Sheets – Once a week is optimal, especially if you sweat in your sleep. Once every two weeks at most. Use high heat if you’re battling a virus.

Pajamas – Suggestions range from every wear to at most four wears. If you shower before bed, you can expect a few wears, otherwise they get dirty quite quickly.

Jacket/Blazer – Five or six wears is possible between washes, spot treat as needed.

Bath Towels – These are absolute breeding grounds for bacteria. Assuming the towel is hung to dry after use, you should still wash every 3 to 4 uses.

Hand Towels – Due to the nature of a hand towel, they generally see a lot of use. Change these germ-havens out for washing every two or three days.

Pillows – Wash these twice a year. Four times a year if you’re prone to drooling.

Jeans – A subject of much discussion, jeans get re-worn a LOT. The truth is, they should be washed at least every 4 wears. Think about the (lack of) cleanliness of every surface you sit on.

Bath Mat – A very commonly overlooked item, bath mats are prone to mildew and mold buildup. Wash every one or two weeks to keep clean, and hang over the edge of the tub after use to prolong freshness.

Pillow Cases – Once a week, an encouraging factor to keep those sheets cleaned weekly too!

Blankets/Comforters – If you sleep with a top sheet, you can wait to do blankets twice a year. If not, launder every two months, especially during colder periods.

Sweaters – Wool and synthetic blends can afford 5 wears before needing a wash. Cotton needs a bit more attention, after 2-3 wears. Of course, if you’re not wearing an undershirt with your sweater, it’s going to need to be washed after each wear.

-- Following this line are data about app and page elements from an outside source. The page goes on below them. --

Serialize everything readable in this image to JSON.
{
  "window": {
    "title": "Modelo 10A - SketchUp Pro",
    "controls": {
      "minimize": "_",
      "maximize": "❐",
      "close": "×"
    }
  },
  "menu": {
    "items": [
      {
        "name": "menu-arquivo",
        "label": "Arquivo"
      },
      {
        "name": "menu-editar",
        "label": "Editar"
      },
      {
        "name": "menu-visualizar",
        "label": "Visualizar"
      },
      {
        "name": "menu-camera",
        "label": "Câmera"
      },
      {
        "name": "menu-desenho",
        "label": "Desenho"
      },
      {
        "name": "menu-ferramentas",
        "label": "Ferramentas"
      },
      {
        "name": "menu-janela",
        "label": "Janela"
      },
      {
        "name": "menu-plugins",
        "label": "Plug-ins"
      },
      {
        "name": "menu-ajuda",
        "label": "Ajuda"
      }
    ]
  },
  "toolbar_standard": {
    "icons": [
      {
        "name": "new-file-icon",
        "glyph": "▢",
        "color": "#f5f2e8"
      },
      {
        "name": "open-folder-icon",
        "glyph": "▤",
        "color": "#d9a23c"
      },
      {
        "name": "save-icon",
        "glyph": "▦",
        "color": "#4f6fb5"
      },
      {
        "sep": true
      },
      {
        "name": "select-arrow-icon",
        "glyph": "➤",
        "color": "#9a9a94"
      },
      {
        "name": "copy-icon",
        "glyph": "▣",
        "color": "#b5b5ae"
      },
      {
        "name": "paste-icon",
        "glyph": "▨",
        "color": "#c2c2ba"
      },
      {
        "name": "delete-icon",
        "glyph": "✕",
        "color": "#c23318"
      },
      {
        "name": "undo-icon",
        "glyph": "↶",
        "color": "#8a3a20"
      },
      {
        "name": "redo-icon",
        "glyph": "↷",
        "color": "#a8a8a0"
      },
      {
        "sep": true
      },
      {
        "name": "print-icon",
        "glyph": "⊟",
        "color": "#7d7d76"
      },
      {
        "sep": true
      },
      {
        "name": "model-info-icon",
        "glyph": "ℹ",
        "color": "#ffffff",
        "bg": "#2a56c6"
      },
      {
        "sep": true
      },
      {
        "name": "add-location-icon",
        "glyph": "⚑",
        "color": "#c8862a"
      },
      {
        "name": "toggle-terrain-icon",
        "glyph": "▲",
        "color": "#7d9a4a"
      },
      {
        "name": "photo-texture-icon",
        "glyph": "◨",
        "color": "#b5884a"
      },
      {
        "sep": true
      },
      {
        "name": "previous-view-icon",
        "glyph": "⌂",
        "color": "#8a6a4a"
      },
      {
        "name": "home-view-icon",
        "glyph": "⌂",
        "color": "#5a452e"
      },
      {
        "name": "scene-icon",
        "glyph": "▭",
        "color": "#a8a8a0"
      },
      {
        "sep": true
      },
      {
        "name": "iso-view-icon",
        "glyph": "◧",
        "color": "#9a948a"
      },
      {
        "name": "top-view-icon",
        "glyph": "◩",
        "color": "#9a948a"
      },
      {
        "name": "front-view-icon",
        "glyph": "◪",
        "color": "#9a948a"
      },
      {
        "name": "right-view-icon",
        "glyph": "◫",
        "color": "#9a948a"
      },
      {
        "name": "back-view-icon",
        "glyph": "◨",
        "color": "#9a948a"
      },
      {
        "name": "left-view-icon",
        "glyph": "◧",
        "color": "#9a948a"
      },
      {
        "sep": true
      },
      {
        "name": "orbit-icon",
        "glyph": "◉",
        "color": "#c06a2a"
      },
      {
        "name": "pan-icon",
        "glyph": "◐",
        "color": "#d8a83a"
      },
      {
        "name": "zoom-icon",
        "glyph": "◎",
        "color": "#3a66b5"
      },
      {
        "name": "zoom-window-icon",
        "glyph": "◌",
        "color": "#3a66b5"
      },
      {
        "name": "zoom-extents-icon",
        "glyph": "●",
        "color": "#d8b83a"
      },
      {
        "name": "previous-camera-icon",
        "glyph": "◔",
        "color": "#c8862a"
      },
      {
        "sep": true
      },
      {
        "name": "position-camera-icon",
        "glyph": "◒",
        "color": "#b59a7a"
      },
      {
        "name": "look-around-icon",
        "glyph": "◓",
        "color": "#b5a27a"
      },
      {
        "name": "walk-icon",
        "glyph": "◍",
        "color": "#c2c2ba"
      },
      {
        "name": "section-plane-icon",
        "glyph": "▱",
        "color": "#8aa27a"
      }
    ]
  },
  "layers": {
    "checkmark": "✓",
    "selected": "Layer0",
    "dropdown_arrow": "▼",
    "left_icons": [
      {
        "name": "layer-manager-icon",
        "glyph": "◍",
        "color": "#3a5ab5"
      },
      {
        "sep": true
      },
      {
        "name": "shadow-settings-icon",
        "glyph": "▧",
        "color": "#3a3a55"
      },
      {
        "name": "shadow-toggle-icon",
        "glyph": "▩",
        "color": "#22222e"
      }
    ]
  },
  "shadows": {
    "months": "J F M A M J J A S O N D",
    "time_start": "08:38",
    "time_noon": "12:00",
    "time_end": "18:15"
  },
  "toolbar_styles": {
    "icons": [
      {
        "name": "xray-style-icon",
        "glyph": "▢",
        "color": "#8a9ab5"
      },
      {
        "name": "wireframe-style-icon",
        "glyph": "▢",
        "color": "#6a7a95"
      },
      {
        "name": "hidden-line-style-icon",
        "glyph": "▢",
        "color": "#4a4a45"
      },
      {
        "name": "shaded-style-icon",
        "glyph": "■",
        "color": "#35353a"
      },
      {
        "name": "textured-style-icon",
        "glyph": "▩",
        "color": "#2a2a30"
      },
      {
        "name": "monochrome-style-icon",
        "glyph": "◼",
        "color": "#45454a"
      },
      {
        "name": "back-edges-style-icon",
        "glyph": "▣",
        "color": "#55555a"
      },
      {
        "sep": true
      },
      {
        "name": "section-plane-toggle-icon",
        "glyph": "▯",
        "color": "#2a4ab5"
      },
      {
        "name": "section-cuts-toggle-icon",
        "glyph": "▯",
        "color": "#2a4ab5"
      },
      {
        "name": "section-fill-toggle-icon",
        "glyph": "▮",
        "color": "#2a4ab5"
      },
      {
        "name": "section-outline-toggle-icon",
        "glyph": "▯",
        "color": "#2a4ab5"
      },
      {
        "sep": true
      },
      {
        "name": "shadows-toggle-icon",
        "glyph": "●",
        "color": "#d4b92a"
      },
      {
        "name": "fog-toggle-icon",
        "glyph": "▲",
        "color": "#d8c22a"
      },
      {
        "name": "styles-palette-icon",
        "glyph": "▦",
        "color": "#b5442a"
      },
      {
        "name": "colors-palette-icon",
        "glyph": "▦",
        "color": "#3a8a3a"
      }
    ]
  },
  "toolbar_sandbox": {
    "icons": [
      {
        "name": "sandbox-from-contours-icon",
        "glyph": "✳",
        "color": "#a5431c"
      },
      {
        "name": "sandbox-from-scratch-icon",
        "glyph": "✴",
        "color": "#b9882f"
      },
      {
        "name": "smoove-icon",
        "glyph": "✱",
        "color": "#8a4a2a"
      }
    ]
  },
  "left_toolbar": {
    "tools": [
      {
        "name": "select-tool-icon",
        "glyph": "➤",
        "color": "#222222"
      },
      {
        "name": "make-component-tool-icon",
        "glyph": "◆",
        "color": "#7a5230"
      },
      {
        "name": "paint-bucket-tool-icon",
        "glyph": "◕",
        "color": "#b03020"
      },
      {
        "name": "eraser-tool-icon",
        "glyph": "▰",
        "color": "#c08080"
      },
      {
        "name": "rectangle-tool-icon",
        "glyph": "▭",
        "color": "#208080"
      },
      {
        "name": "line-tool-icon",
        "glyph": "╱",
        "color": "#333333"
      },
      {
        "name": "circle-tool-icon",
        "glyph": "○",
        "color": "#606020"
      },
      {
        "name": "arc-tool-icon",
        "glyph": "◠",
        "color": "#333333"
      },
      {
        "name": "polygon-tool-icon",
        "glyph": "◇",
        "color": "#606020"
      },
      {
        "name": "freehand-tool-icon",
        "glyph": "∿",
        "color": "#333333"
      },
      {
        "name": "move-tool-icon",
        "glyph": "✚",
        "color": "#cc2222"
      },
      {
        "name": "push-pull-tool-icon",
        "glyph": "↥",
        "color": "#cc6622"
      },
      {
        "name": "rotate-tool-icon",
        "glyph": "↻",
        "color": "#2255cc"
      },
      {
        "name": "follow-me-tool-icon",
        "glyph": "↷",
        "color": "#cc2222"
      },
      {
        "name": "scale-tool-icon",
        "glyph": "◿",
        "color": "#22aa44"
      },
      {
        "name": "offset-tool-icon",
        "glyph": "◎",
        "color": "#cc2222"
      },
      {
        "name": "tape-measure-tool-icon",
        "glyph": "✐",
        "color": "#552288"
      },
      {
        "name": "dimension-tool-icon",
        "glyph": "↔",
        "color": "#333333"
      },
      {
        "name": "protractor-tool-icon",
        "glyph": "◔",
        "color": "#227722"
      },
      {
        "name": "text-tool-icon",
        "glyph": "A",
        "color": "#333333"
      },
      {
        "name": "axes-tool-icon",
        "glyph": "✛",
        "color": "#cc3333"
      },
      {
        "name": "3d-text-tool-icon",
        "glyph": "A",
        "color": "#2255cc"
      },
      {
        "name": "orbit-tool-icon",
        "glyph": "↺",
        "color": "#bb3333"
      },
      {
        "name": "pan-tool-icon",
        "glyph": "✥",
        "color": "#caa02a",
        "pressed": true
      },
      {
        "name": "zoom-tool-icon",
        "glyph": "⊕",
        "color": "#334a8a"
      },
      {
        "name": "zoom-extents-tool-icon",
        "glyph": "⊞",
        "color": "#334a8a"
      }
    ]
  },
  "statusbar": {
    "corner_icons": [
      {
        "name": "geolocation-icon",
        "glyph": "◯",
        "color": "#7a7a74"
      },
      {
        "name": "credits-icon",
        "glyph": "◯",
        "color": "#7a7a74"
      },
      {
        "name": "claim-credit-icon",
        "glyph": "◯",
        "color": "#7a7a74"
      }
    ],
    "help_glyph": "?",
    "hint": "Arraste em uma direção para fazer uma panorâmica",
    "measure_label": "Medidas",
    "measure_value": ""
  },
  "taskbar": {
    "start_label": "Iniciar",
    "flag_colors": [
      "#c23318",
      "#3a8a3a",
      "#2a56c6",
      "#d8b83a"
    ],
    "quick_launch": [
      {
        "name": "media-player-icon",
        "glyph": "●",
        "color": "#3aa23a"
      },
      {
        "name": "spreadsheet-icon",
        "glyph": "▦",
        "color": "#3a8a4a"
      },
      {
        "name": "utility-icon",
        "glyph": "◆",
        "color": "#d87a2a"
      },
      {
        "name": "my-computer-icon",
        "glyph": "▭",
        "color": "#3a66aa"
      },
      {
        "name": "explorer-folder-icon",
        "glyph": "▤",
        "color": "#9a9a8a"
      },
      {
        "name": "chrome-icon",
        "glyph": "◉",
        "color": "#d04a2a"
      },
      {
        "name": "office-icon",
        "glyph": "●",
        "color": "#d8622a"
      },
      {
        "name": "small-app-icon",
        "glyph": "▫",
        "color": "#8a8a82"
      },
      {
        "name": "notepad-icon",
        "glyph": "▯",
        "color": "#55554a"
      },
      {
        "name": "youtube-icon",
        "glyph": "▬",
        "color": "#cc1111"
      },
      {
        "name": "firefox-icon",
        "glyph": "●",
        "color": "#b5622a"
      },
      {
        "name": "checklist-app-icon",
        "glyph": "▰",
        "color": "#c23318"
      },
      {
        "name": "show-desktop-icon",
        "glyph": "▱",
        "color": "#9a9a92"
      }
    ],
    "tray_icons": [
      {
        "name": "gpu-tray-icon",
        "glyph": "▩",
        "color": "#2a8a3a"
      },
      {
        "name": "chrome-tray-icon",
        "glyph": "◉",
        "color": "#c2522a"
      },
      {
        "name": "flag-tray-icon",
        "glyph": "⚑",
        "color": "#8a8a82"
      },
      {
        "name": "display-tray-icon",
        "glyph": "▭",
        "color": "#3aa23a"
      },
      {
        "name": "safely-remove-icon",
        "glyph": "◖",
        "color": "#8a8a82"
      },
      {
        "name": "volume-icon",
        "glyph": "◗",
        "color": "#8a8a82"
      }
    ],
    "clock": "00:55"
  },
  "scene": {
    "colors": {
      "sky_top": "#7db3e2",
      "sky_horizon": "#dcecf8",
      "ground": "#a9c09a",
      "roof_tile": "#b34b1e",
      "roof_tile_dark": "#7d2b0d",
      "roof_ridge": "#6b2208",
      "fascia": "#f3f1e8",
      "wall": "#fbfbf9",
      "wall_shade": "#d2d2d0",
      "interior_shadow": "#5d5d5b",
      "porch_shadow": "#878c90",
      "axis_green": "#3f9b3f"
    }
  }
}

Bras – Unless you sweat excessively, every three to four wears is ample. Overwashing can damage the elasticity necessary for proper support.

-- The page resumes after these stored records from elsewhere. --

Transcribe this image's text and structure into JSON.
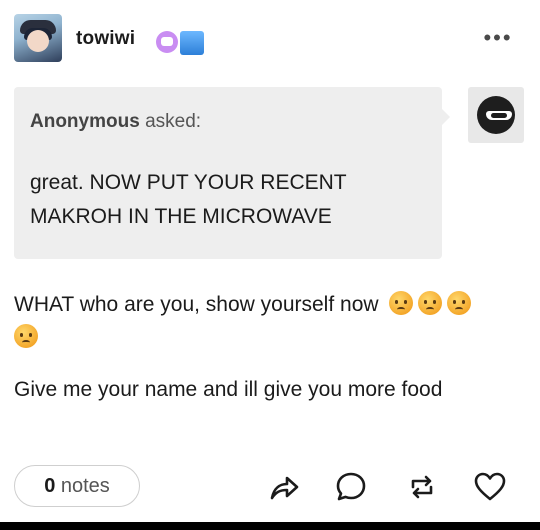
{
  "post": {
    "username": "towiwi",
    "more_label": "•••",
    "badges": [
      "sticker-badge",
      "blue-badge"
    ]
  },
  "ask": {
    "asker_name": "Anonymous",
    "asked_label": "asked:",
    "question": "great. NOW PUT YOUR RECENT MAKROH IN THE MICROWAVE"
  },
  "answer": {
    "line1": "WHAT who are you, show yourself now",
    "line2": "Give me your name and ill give you more food",
    "emoji_count": 4,
    "emoji_name": "angry-face-emoji"
  },
  "footer": {
    "notes_count": "0",
    "notes_label": "notes"
  },
  "icons": {
    "share": "share-icon",
    "reply": "reply-icon",
    "reblog": "reblog-icon",
    "like": "heart-icon"
  },
  "colors": {
    "ask_background": "#eeeeee",
    "text": "#1b1b1b",
    "muted": "#555555"
  }
}
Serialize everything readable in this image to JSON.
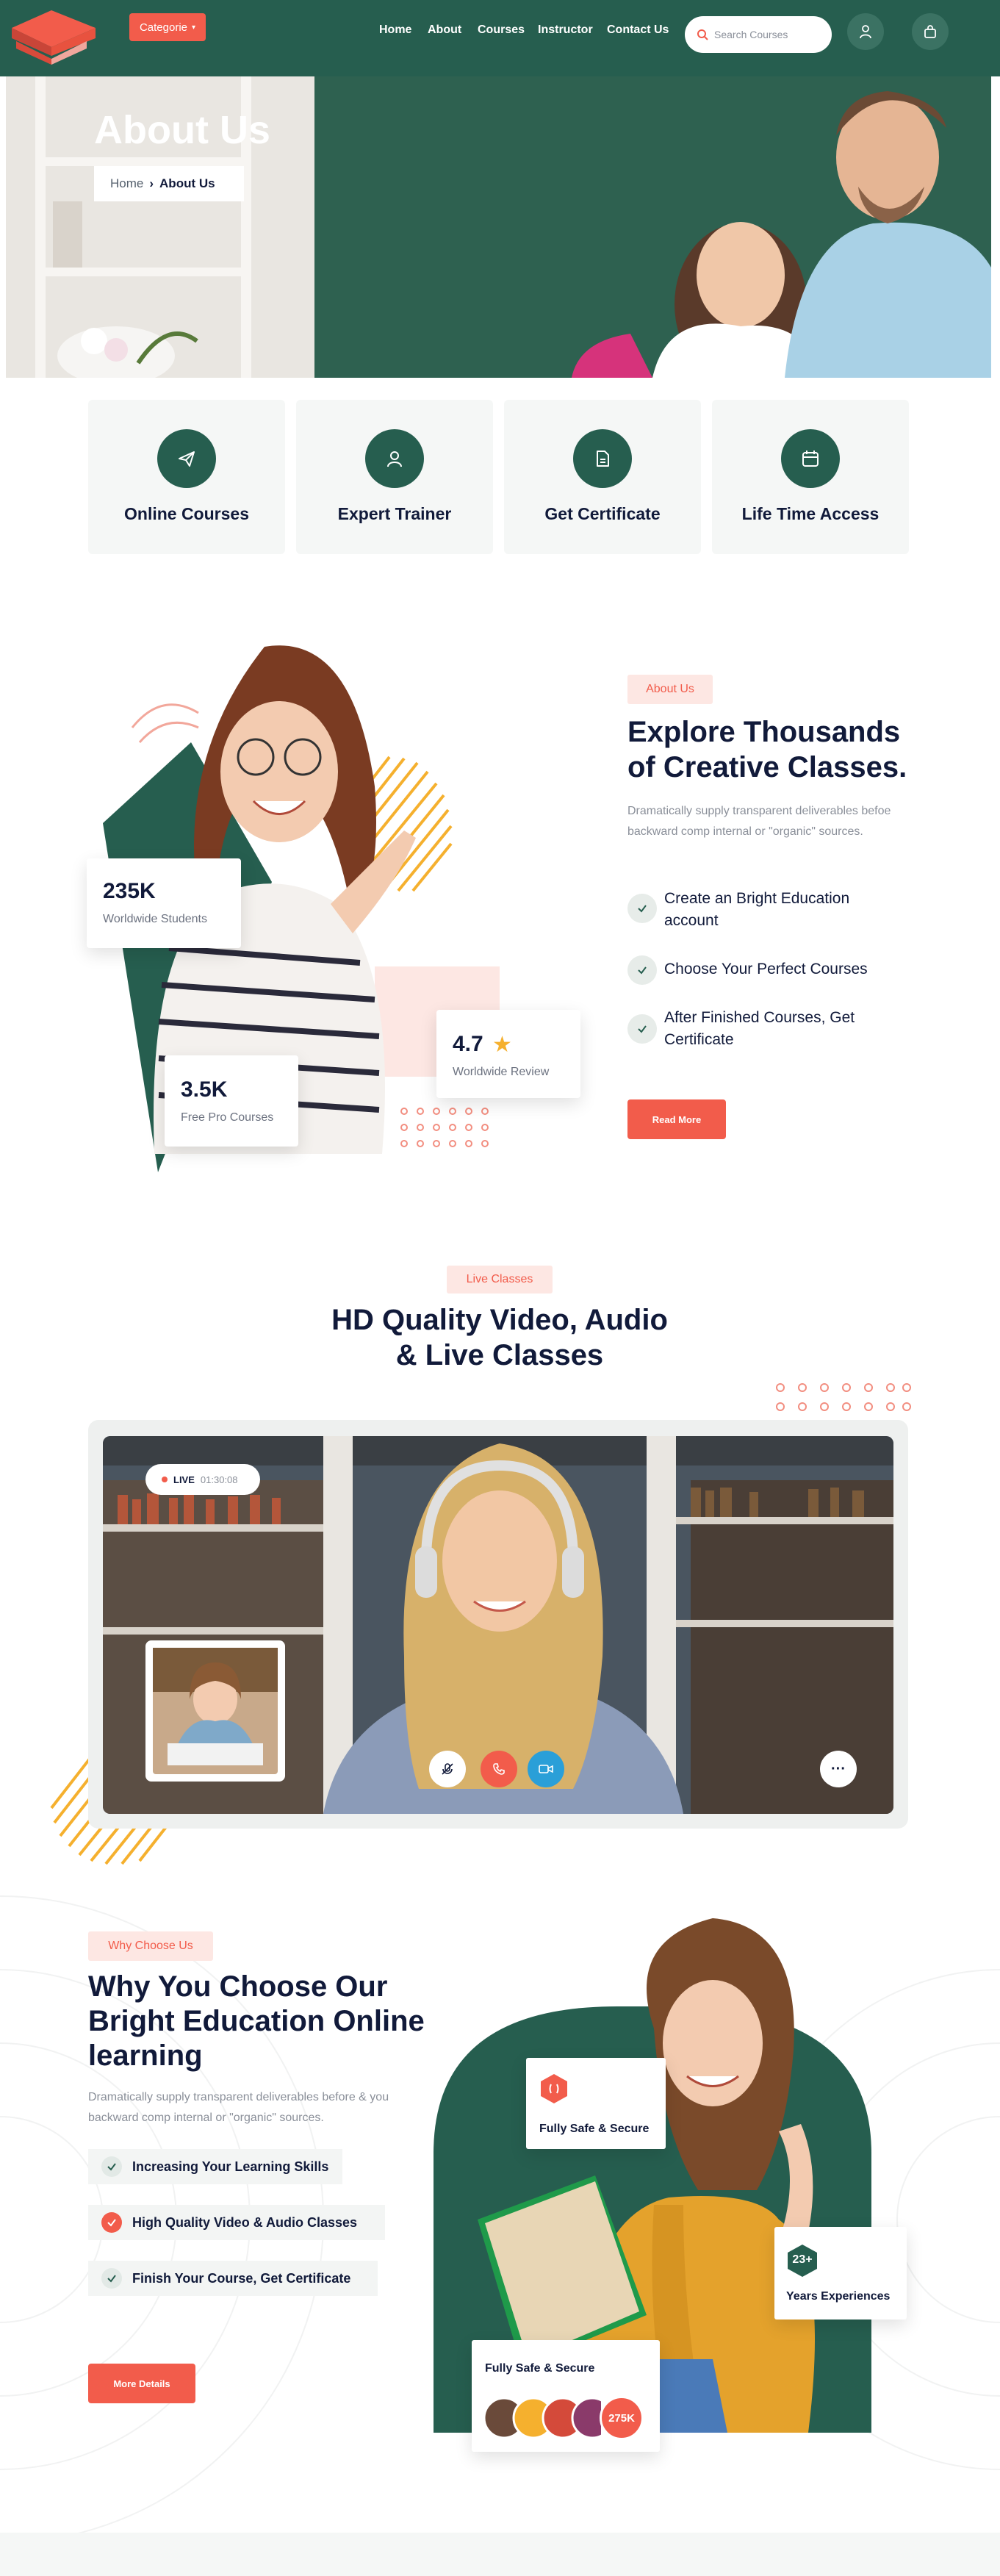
{
  "header": {
    "categorie_label": "Categorie",
    "nav": [
      "Home",
      "About",
      "Courses",
      "Instructor",
      "Contact Us"
    ],
    "search_placeholder": "Search Courses"
  },
  "hero": {
    "title": "About Us",
    "breadcrumb": {
      "home": "Home",
      "current": "About Us"
    }
  },
  "features": [
    {
      "label": "Online Courses",
      "icon": "paper-plane-icon"
    },
    {
      "label": "Expert Trainer",
      "icon": "user-icon"
    },
    {
      "label": "Get Certificate",
      "icon": "document-icon"
    },
    {
      "label": "Life Time Access",
      "icon": "calendar-icon"
    }
  ],
  "about": {
    "tag": "About Us",
    "title_line1": "Explore Thousands",
    "title_line2": "of Creative Classes.",
    "description": "Dramatically supply transparent deliverables befoe backward comp internal or \"organic\" sources.",
    "checks": [
      "Create an Bright Education account",
      "Choose Your Perfect Courses",
      "After Finished Courses, Get Certificate"
    ],
    "button": "Read More",
    "stats": {
      "students_num": "235K",
      "students_cap": "Worldwide Students",
      "courses_num": "3.5K",
      "courses_cap": "Free Pro Courses",
      "review_num": "4.7",
      "review_cap": "Worldwide Review"
    }
  },
  "live": {
    "tag": "Live Classes",
    "title_line1": "HD Quality Video, Audio",
    "title_line2": "& Live Classes",
    "badge": "LIVE",
    "time": "01:30:08"
  },
  "why": {
    "tag": "Why Choose Us",
    "title_line1": "Why You Choose Our",
    "title_line2": "Bright Education Online",
    "title_line3": "learning",
    "description": "Dramatically supply transparent deliverables before & you backward comp internal or \"organic\" sources.",
    "benefits": [
      "Increasing Your Learning Skills",
      "High Quality Video & Audio Classes",
      "Finish Your Course, Get Certificate"
    ],
    "button": "More Details",
    "card_secure": "Fully Safe & Secure",
    "card_years_num": "23+",
    "card_years_cap": "Years Experiences",
    "card_students_title": "Fully Safe & Secure",
    "card_students_count": "275K"
  },
  "colors": {
    "primary": "#265e4f",
    "accent": "#f25c4b",
    "yellow": "#f5b02e",
    "navy": "#111a3a"
  }
}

Underwear – This one shouldn’t need stating, but underwear should be washed after every one-day use.

Leggings/Yoga Pant – These gym-wear turned comfort clothes don’t have quite the lifetime between washes that many assume they do. If you’re actually exercising in them, they need a wash every wear. Otherwise, you can get away with 2-3 wears.

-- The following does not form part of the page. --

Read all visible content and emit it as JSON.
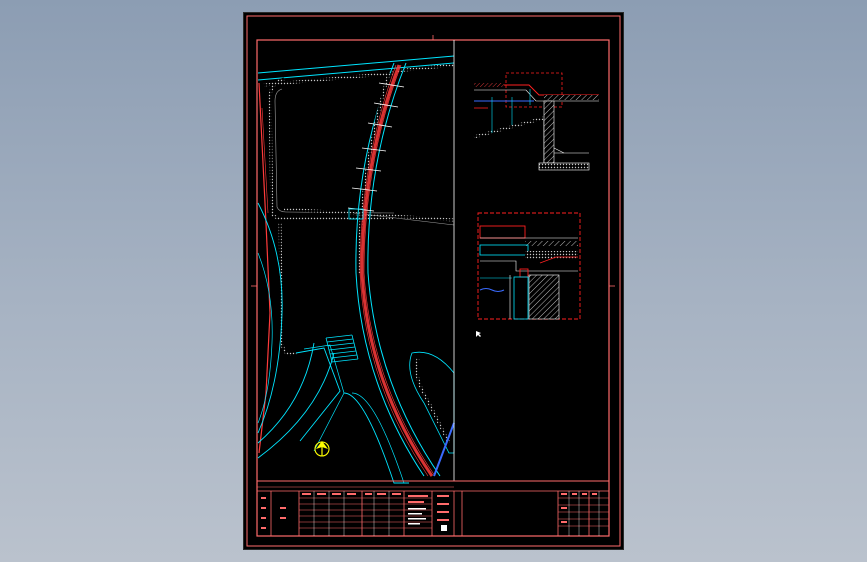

Heavy Coats – Most heavy coats need to be cleaned once or twice per season. Check the label for special care instructions before washing, just to be safe.

T-Shirts – Generally speaking, t-shirts should be washed after each wear. These daily-wear items collect more than enough sweat, dirt and dead skin cells to warrant a cleaning.

Dress Shirts – Due to their ‘‘outerwear’’ nature, dress shirts can be afforded 2-3 wears before washing unless you’re prone to heavy sweating.

Report a Problem

If you are having trouble using your M-Card to start a washer or dryer, please email to report the issue.

If you are having trouble with a machine, please report the problem using the FixLaundry App (available on the App Store or Google Play).  You can also use this online form to report issues.  If you are having trouble reporting the problem, you can call 800.342.5932.